UPDATE (10/12/2017): Hi, thanks for visiting. We noticed a lot of people visiting this old post. You’re probably looking for air quality information related to the wildfires in the North Bay. Unfortunately, this post is about average everyday air quality. The best place to find current and up to date air quality information is at the Environmental Protection Agency’s AirNow page which you can find at this hyperlink. Want to spare your lungs and find indoor activities? Check out our guide.
Thank you for visiting UpOut and stay safe.
Go outside and take a deep breath — or don’t. This map shows where you can find the cleanest air in San Francisco, as well as where the not-so-clean air is lingering.
One of the best parts of living in San Francisco over say, Los Angeles, is what seems to be the complete lack of air pollution.
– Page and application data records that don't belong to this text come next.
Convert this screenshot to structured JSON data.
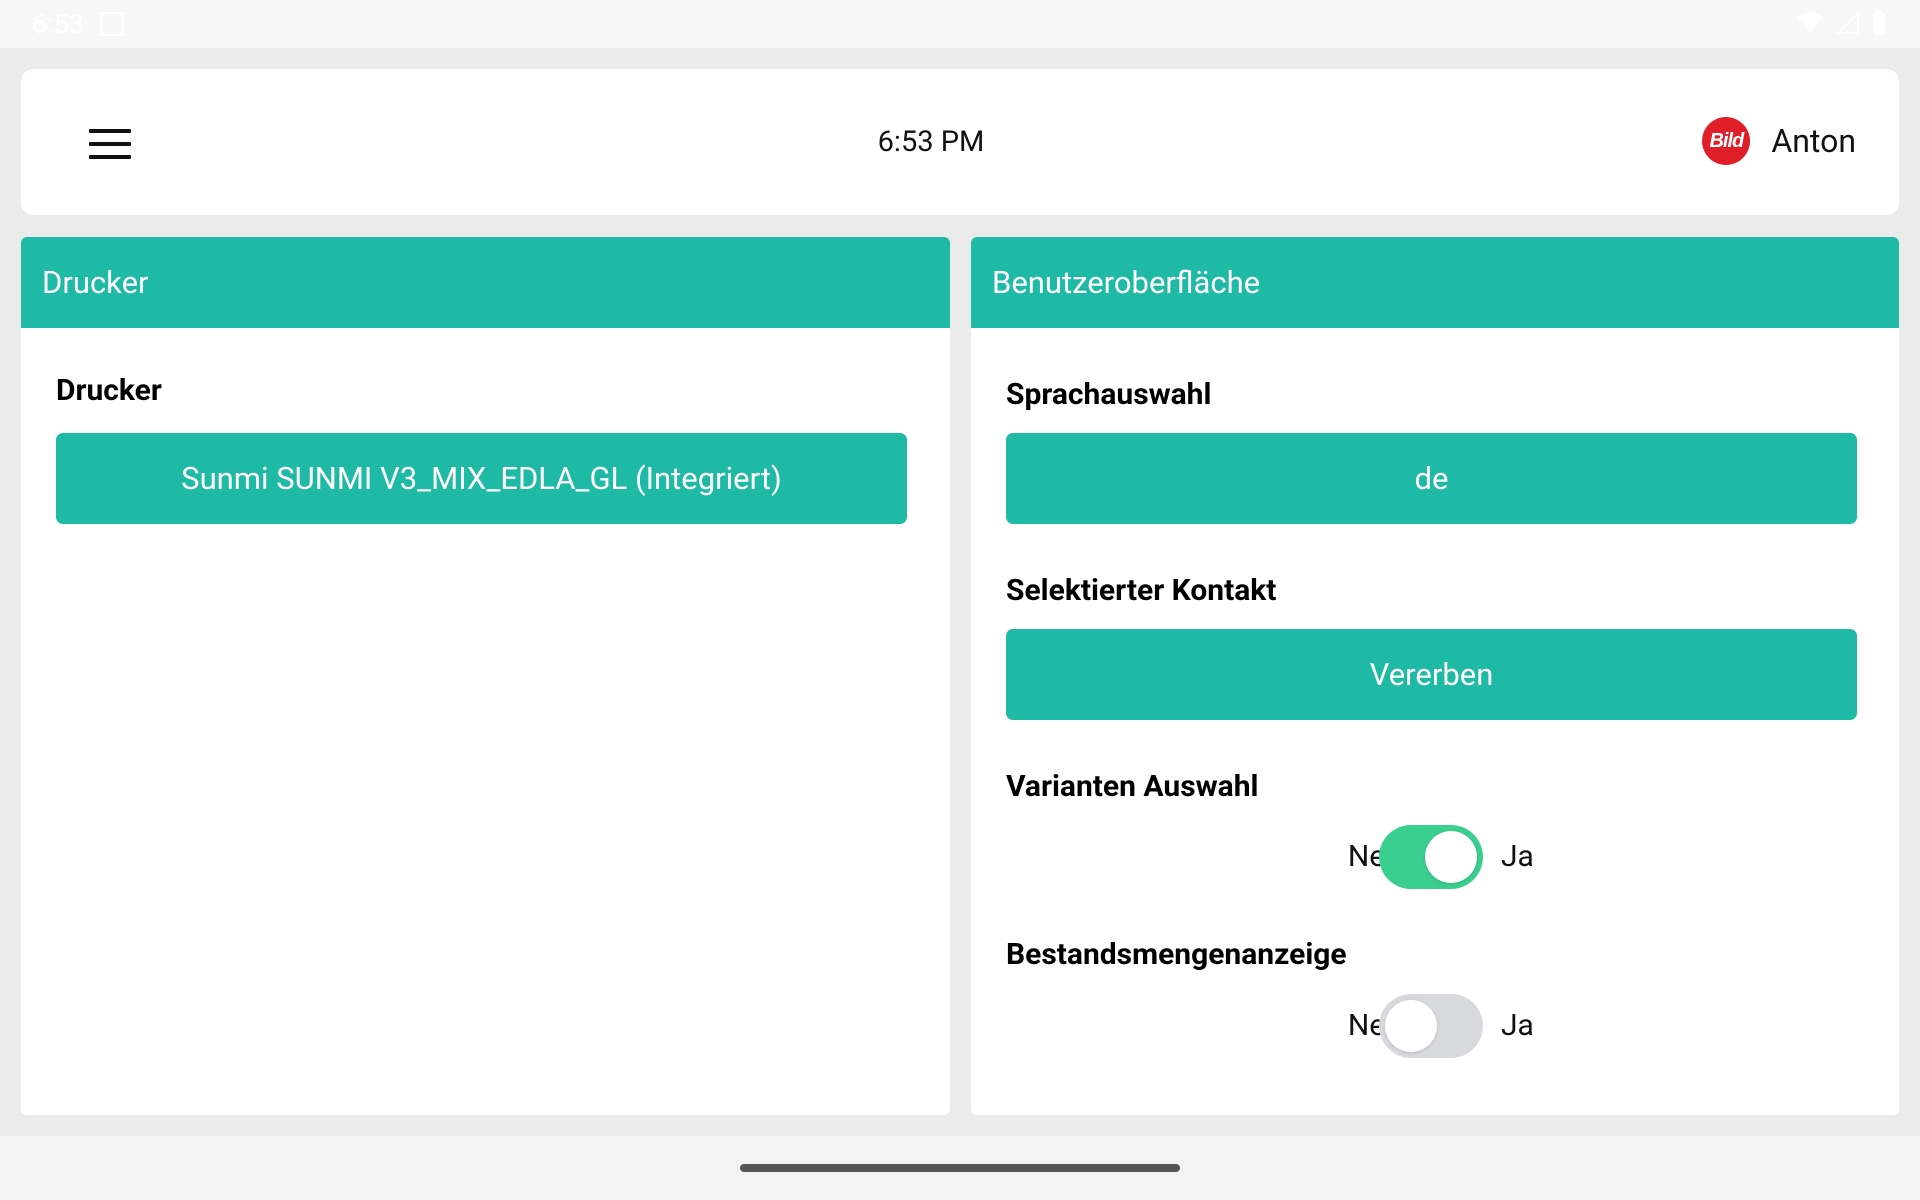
{
  "statusbar": {
    "time": "6:53"
  },
  "header": {
    "time": "6:53 PM",
    "username": "Anton",
    "avatar_logo": "Bild"
  },
  "left_panel": {
    "title": "Drucker",
    "printer_label": "Drucker",
    "printer_value": "Sunmi SUNMI V3_MIX_EDLA_GL (Integriert)"
  },
  "right_panel": {
    "title": "Benutzeroberfläche",
    "language_label": "Sprachauswahl",
    "language_value": "de",
    "contact_label": "Selektierter Kontakt",
    "contact_value": "Vererben",
    "variants_label": "Varianten Auswahl",
    "variants_on": true,
    "stock_label": "Bestandsmengenanzeige",
    "stock_on": false,
    "no_label": "Nein",
    "yes_label": "Ja"
  },
  "colors": {
    "accent": "#1fbaa6",
    "toggle_on": "#3bcf8f",
    "toggle_off": "#d8d9dd",
    "avatar": "#e01e27"
  },
  "icons": [
    "hamburger-menu-icon",
    "window-icon",
    "wifi-icon",
    "signal-icon",
    "battery-icon"
  ]
}
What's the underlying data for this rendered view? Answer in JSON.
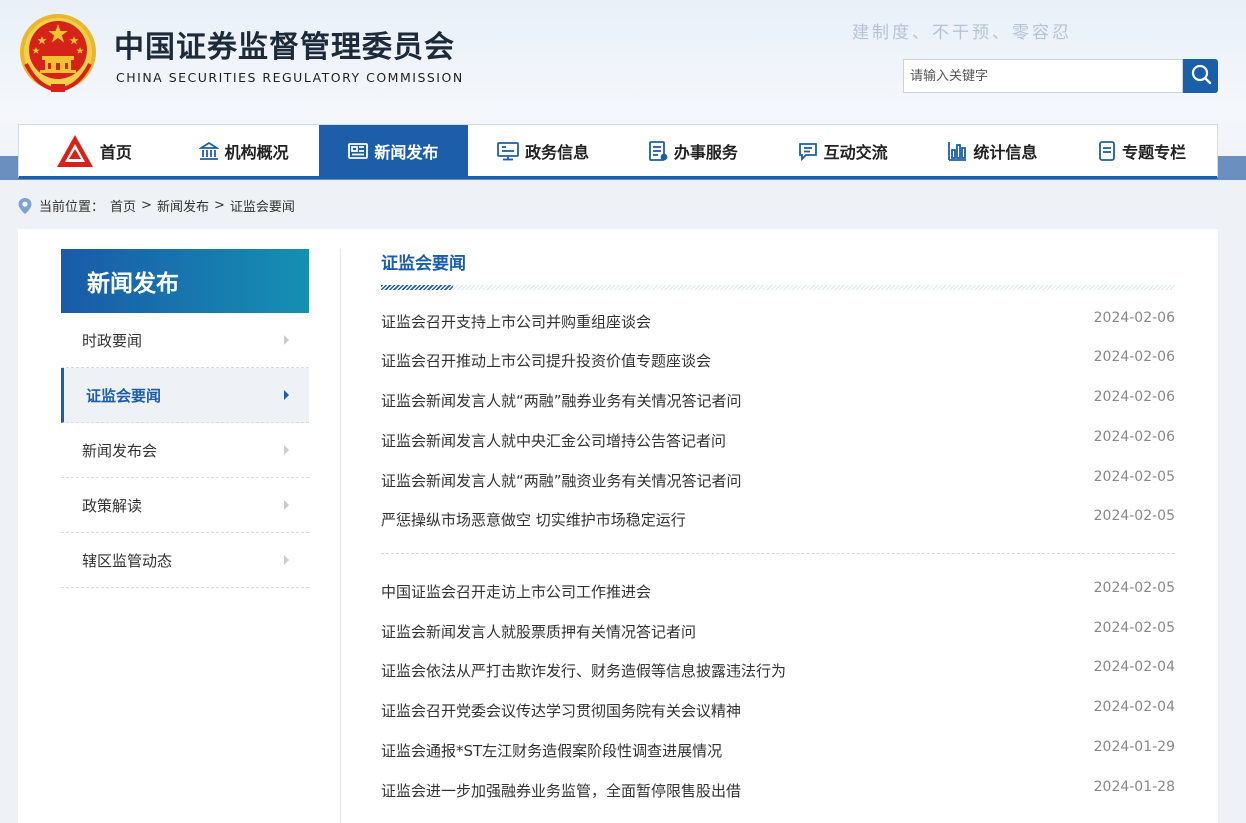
{
  "header": {
    "title_cn": "中国证券监督管理委员会",
    "title_en": "CHINA SECURITIES REGULATORY COMMISSION",
    "slogan": "建制度、不干预、零容忍",
    "search": {
      "placeholder": "请输入关键字",
      "value": ""
    }
  },
  "nav": [
    {
      "label": "首页",
      "icon": "logo-icon"
    },
    {
      "label": "机构概况",
      "icon": "institution-icon"
    },
    {
      "label": "新闻发布",
      "icon": "news-icon",
      "active": true
    },
    {
      "label": "政务信息",
      "icon": "monitor-icon"
    },
    {
      "label": "办事服务",
      "icon": "document-icon"
    },
    {
      "label": "互动交流",
      "icon": "chat-icon"
    },
    {
      "label": "统计信息",
      "icon": "chart-icon"
    },
    {
      "label": "专题专栏",
      "icon": "page-icon"
    }
  ],
  "breadcrumb": {
    "prefix": "当前位置：",
    "items": [
      "首页",
      "新闻发布",
      "证监会要闻"
    ],
    "separator": ">"
  },
  "sidebar": {
    "title": "新闻发布",
    "items": [
      {
        "label": "时政要闻"
      },
      {
        "label": "证监会要闻",
        "active": true
      },
      {
        "label": "新闻发布会"
      },
      {
        "label": "政策解读"
      },
      {
        "label": "辖区监管动态"
      }
    ]
  },
  "main": {
    "section_title": "证监会要闻",
    "news": [
      {
        "title": "证监会召开支持上市公司并购重组座谈会",
        "date": "2024-02-06"
      },
      {
        "title": "证监会召开推动上市公司提升投资价值专题座谈会",
        "date": "2024-02-06"
      },
      {
        "title": "证监会新闻发言人就“两融”融券业务有关情况答记者问",
        "date": "2024-02-06"
      },
      {
        "title": "证监会新闻发言人就中央汇金公司增持公告答记者问",
        "date": "2024-02-06"
      },
      {
        "title": "证监会新闻发言人就“两融”融资业务有关情况答记者问",
        "date": "2024-02-05"
      },
      {
        "title": "严惩操纵市场恶意做空 切实维护市场稳定运行",
        "date": "2024-02-05"
      },
      {
        "title": "中国证监会召开走访上市公司工作推进会",
        "date": "2024-02-05"
      },
      {
        "title": "证监会新闻发言人就股票质押有关情况答记者问",
        "date": "2024-02-05"
      },
      {
        "title": "证监会依法从严打击欺诈发行、财务造假等信息披露违法行为",
        "date": "2024-02-04"
      },
      {
        "title": "证监会召开党委会议传达学习贯彻国务院有关会议精神",
        "date": "2024-02-04"
      },
      {
        "title": "证监会通报*ST左江财务造假案阶段性调查进展情况",
        "date": "2024-01-29"
      },
      {
        "title": "证监会进一步加强融券业务监管，全面暂停限售股出借",
        "date": "2024-01-28"
      }
    ]
  },
  "colors": {
    "primary": "#1c5ea9",
    "sidebar_gradient_end": "#1590b3",
    "emblem_red": "#d6231a",
    "emblem_gold": "#f2c230"
  }
}
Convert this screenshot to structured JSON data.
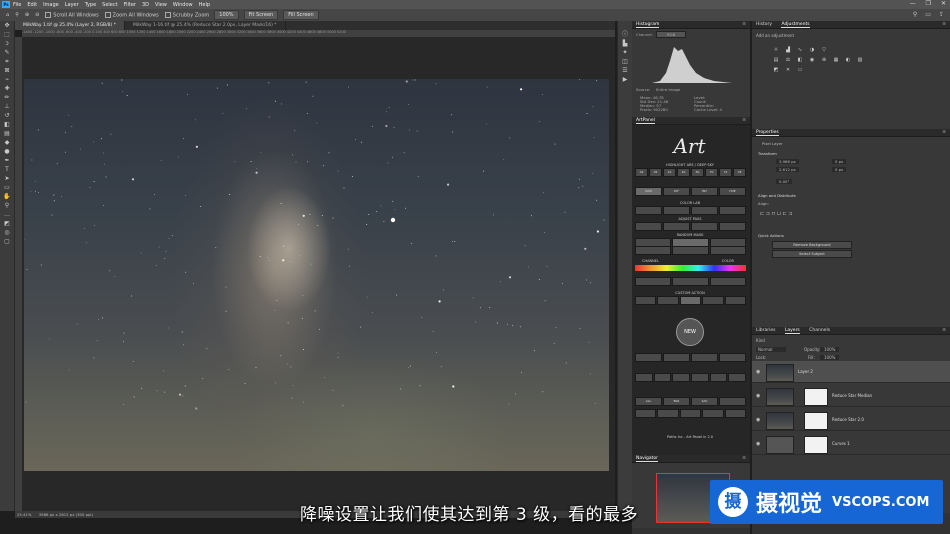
{
  "menubar": {
    "logo": "Ps",
    "items": [
      "File",
      "Edit",
      "Image",
      "Layer",
      "Type",
      "Select",
      "Filter",
      "3D",
      "View",
      "Window",
      "Help"
    ],
    "window_controls": [
      "—",
      "❐",
      "✕"
    ]
  },
  "options_bar": {
    "scroll_all": "Scroll All Windows",
    "zoom_all": "Zoom All Windows",
    "scrubby_zoom": "Scrubby Zoom",
    "zoom_level": "100%",
    "fit_screen": "Fit Screen",
    "fill_screen": "Fill Screen"
  },
  "tabs": [
    {
      "label": "MilkWay 1.tif @ 25.4% (Layer 2, RGB/8) *",
      "active": true
    },
    {
      "label": "MilkWay 1-16.tif @ 25.4% (Reduce Star 2.0px, Layer Mask/16) *",
      "active": false
    }
  ],
  "status": {
    "zoom": "25.41%",
    "doc": "3986 px x 2612 px (300 ppi)"
  },
  "histogram": {
    "title": "Histogram",
    "channel_label": "Channel:",
    "channel": "RGB",
    "source_label": "Source:",
    "source": "Entire Image",
    "stats": [
      "Mean: 46.78",
      "Std Dev: 21.46",
      "Median: 57",
      "Pixels: 902280",
      "Level:",
      "Count:",
      "Percentile:",
      "Cache Level: 4"
    ]
  },
  "artpanel": {
    "title": "ArtPanel",
    "logo": "Art",
    "sub": "panel",
    "version": "Paths Inc - Art Panel in 2.0",
    "sections": {
      "highlight": "HIGHLIGHT ARE / DEEP SKY",
      "numbers": [
        "02",
        "05",
        "10",
        "20",
        "50",
        "70",
        "72",
        "78"
      ],
      "mode_buttons": [
        "SUM",
        "DIF",
        "INT",
        "HUE"
      ],
      "color_lab": "COLOR LAB",
      "adjust": "ADJUST PASS",
      "random": "RANDOM MASK",
      "channel": "CHANNEL",
      "color": "COLOR",
      "new": "NEW",
      "custom": "CUSTOM ACTION",
      "feather": "ALL",
      "blur_row": [
        "ALL",
        "BLR",
        "SAV"
      ]
    }
  },
  "navigator": {
    "title": "Navigator"
  },
  "adjustments": {
    "tab_history": "History",
    "tab_adjustments": "Adjustments",
    "add_label": "Add an adjustment"
  },
  "properties": {
    "title": "Properties",
    "kind": "Pixel Layer",
    "transform": "Transform",
    "w": "3,986 px",
    "h": "2,612 px",
    "x": "0 px",
    "y": "0 px",
    "angle": "0.00°",
    "align": "Align and Distribute",
    "align_sub": "Align:",
    "quick": "Quick Actions",
    "remove_bg": "Remove Background",
    "select_subject": "Select Subject"
  },
  "layers": {
    "tabs": [
      "Libraries",
      "Layers",
      "Channels"
    ],
    "kind": "Kind",
    "blend": "Normal",
    "opacity_label": "Opacity:",
    "opacity": "100%",
    "lock_label": "Lock:",
    "fill_label": "Fill:",
    "fill": "100%",
    "rows": [
      {
        "name": "Layer 2",
        "mask": false,
        "selected": true
      },
      {
        "name": "Reduce Star Median",
        "mask": true,
        "selected": false
      },
      {
        "name": "Reduce Star 2.0",
        "mask": true,
        "selected": false
      },
      {
        "name": "Curves 1",
        "mask": true,
        "selected": false
      }
    ]
  },
  "subtitle": "降噪设置让我们使其达到第 3 级，看的最多",
  "watermark": {
    "mark": "摄",
    "cn": "摄视觉",
    "en": "VSCOPS.COM"
  }
}
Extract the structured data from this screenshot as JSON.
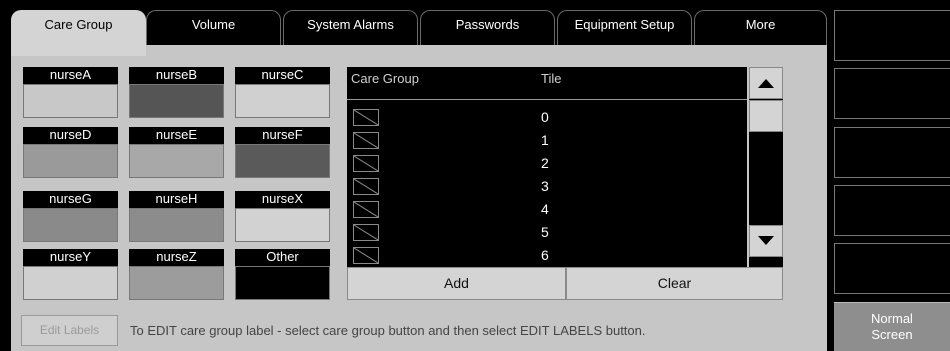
{
  "tabs": [
    {
      "label": "Care Group",
      "active": true
    },
    {
      "label": "Volume",
      "active": false
    },
    {
      "label": "System Alarms",
      "active": false
    },
    {
      "label": "Passwords",
      "active": false
    },
    {
      "label": "Equipment Setup",
      "active": false
    },
    {
      "label": "More",
      "active": false
    }
  ],
  "care_groups": [
    {
      "label": "nurseA",
      "color": "#c8c8c8"
    },
    {
      "label": "nurseB",
      "color": "#555555"
    },
    {
      "label": "nurseC",
      "color": "#d0d0d0"
    },
    {
      "label": "nurseD",
      "color": "#9a9a9a"
    },
    {
      "label": "nurseE",
      "color": "#a8a8a8"
    },
    {
      "label": "nurseF",
      "color": "#5a5a5a"
    },
    {
      "label": "nurseG",
      "color": "#8a8a8a"
    },
    {
      "label": "nurseH",
      "color": "#8c8c8c"
    },
    {
      "label": "nurseX",
      "color": "#d2d2d2"
    },
    {
      "label": "nurseY",
      "color": "#d0d0d0"
    },
    {
      "label": "nurseZ",
      "color": "#9c9c9c"
    },
    {
      "label": "Other",
      "color": "#000000"
    }
  ],
  "list": {
    "header_care_group": "Care Group",
    "header_tile": "Tile",
    "rows": [
      "0",
      "1",
      "2",
      "3",
      "4",
      "5",
      "6"
    ]
  },
  "actions": {
    "add": "Add",
    "clear": "Clear"
  },
  "bottom": {
    "edit_labels": "Edit Labels",
    "hint": "To EDIT care group label - select care group button and then select EDIT LABELS button."
  },
  "sidebar": {
    "normal_screen_line1": "Normal",
    "normal_screen_line2": "Screen"
  }
}
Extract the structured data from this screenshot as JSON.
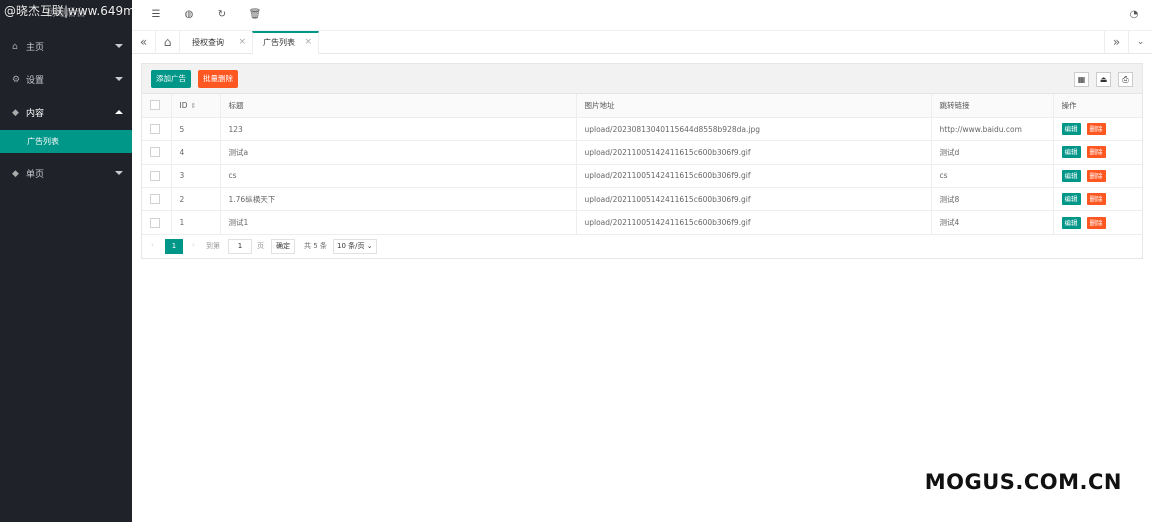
{
  "watermark_top": "@晓杰互联|www.649m",
  "logo_text": "畅跑后台",
  "sidebar": {
    "items": [
      {
        "icon": "home-icon",
        "label": "主页"
      },
      {
        "icon": "gear-icon",
        "label": "设置"
      },
      {
        "icon": "diamond-icon",
        "label": "内容"
      },
      {
        "icon": "diamond-icon",
        "label": "单页"
      }
    ],
    "sub_item": "广告列表"
  },
  "header_icons": [
    "menu-toggle-icon",
    "globe-icon",
    "refresh-icon",
    "trash-icon",
    "theme-icon"
  ],
  "tabs": [
    {
      "label": "授权查询"
    },
    {
      "label": "广告列表"
    }
  ],
  "toolbar": {
    "add_label": "添加广告",
    "batch_delete_label": "批量删除"
  },
  "table": {
    "headers": [
      "ID",
      "标题",
      "图片地址",
      "跳转链接",
      "操作"
    ],
    "rows": [
      {
        "id": "5",
        "title": "123",
        "image": "upload/20230813040115644d8558b928da.jpg",
        "link": "http://www.baidu.com"
      },
      {
        "id": "4",
        "title": "测试a",
        "image": "upload/20211005142411615c600b306f9.gif",
        "link": "测试d"
      },
      {
        "id": "3",
        "title": "cs",
        "image": "upload/20211005142411615c600b306f9.gif",
        "link": "cs"
      },
      {
        "id": "2",
        "title": "1.76纵横天下",
        "image": "upload/20211005142411615c600b306f9.gif",
        "link": "测试8"
      },
      {
        "id": "1",
        "title": "测试1",
        "image": "upload/20211005142411615c600b306f9.gif",
        "link": "测试4"
      }
    ],
    "edit_label": "编辑",
    "delete_label": "删除"
  },
  "pager": {
    "current": "1",
    "goto_label": "到第",
    "goto_value": "1",
    "page_unit": "页",
    "confirm_label": "确定",
    "total": "共 5 条",
    "per_page": "10 条/页"
  },
  "brand": "MOGUS.COM.CN",
  "colors": {
    "sidebar": "#20222a",
    "accent": "#009688",
    "danger": "#ff5722"
  }
}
Yes, more urban areas like SoMa and Downtown are going to have more pollution than the Presidio, but even when it’s bad, it’s not that bad, you know? The only thing we have obstructing our view is good ol’ Karl, which we would gladly take over smog any day.
Remember that map of the noisiest parts of the city? Well our friends at PlaceILive are back at it again, and this time they mapped out the areas of San Francisco with the highest and lowest levels of air pollution.
We thought we’d take a closer look at their findings, and you can view the map yourself here.
They gathered this data from the U.S. Census Tract, which measures fine particulate matter concentration in micrograms per meter cubed from all pollution sources. So the lower the number of µg/m3, the less amount of air pollutants per cubic meter of air, and ultimately the happier we are.
The area with the highest level of air pollution at 10.26-10.50 µg/m3 is a patch in Portola bordered by Hamilton Street, Highway 101, Woolsey Street, Felton Street and Silver Street. Within the area, there is a cluster of schools: Martin Luther King Jr Academic Middle School, E R Taylor Elementary School, Alta Vista School, as well as the Portola Branch Library.
Perhaps the high amount of pollution is due to parents and guardians picking up and dropping off their kids daily, which usually involves a lot of idling cars. Does anyone have any other insight?
The next worst area at 9.51-9.75 µg/m3 is a strip between the Mission District and Potrero Hill alongside 101, as well as a large chunk of SoMa.
The majority of the Mission/Potrero area is the San Francisco General Hospital, which is a totally plausible contributing factor to pollution. According to EPA’s Healthy Air campaign, equipment breakage and waste incineration may release harmful pollutants into the air, like mercury and dioxin.
Regarding SoMa, it seems like the pollution is from a generally higher population, as well as traffic congestion. What do you think?
The cleanest areas at 8-8.25 µg/m3 are all predominantly on the western side of San Francisco: the Presidio, Sea Cliff, the Outer Richmond and Outer Sunset, and Lakeshore. Also joining the clean party is Crocker-Amazon, Twin Peaks, Diamond Heights, and Hunters Point.
What do you think of this data — accurate or no? How is your neighborhood on the pollution scale?